§ **INPUT**
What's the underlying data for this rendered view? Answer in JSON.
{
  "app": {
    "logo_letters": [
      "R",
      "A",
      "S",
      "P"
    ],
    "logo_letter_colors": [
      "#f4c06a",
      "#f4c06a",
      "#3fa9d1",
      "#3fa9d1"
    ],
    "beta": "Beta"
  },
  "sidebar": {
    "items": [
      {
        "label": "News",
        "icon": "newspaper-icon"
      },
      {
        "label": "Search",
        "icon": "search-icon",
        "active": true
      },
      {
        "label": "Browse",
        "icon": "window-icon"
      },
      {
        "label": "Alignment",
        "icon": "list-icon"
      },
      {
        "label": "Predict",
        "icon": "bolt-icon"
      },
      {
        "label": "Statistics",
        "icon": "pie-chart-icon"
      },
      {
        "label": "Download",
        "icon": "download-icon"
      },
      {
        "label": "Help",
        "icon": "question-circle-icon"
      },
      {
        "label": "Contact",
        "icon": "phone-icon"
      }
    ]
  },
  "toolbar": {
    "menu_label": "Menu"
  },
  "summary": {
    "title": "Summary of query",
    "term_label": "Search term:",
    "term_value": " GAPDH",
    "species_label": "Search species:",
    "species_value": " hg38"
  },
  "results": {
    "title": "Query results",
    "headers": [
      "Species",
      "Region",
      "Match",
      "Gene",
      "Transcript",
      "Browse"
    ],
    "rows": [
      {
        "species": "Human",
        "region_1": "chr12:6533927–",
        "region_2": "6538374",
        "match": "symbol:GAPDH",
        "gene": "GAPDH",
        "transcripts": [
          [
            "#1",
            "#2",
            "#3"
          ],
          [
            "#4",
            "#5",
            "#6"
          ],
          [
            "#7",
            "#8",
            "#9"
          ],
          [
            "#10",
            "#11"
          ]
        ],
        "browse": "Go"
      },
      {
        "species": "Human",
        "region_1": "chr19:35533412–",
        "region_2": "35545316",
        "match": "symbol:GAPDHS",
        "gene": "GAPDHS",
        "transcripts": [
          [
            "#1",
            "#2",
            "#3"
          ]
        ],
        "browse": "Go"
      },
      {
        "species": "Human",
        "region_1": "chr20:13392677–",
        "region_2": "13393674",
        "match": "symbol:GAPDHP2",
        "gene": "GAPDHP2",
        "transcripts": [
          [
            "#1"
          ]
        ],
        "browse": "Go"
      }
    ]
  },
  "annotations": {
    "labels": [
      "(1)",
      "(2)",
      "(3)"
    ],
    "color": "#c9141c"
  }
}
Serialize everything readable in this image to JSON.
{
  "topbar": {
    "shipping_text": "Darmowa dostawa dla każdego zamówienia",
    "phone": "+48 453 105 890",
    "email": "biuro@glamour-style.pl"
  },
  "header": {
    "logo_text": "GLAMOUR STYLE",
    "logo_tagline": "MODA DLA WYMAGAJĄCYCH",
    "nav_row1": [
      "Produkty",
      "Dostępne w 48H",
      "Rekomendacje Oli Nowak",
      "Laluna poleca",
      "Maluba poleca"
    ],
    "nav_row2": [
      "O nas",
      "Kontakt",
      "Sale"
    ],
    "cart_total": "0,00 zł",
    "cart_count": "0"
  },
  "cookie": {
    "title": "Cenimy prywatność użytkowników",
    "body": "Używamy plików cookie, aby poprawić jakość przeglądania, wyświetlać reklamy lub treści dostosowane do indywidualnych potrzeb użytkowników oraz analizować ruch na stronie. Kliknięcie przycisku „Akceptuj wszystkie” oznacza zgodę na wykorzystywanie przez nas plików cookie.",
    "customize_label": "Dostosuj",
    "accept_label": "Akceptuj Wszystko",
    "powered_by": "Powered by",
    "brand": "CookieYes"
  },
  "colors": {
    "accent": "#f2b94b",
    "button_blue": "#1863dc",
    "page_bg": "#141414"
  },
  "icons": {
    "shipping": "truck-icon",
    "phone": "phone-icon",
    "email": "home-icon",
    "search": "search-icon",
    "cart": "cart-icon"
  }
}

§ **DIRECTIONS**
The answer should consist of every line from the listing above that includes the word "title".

§ **ANSWER TO THE PROBLEM**
    "title": "Summary of query",
    "title": "Query results",
    "title": "Cenimy prywatność użytkowników",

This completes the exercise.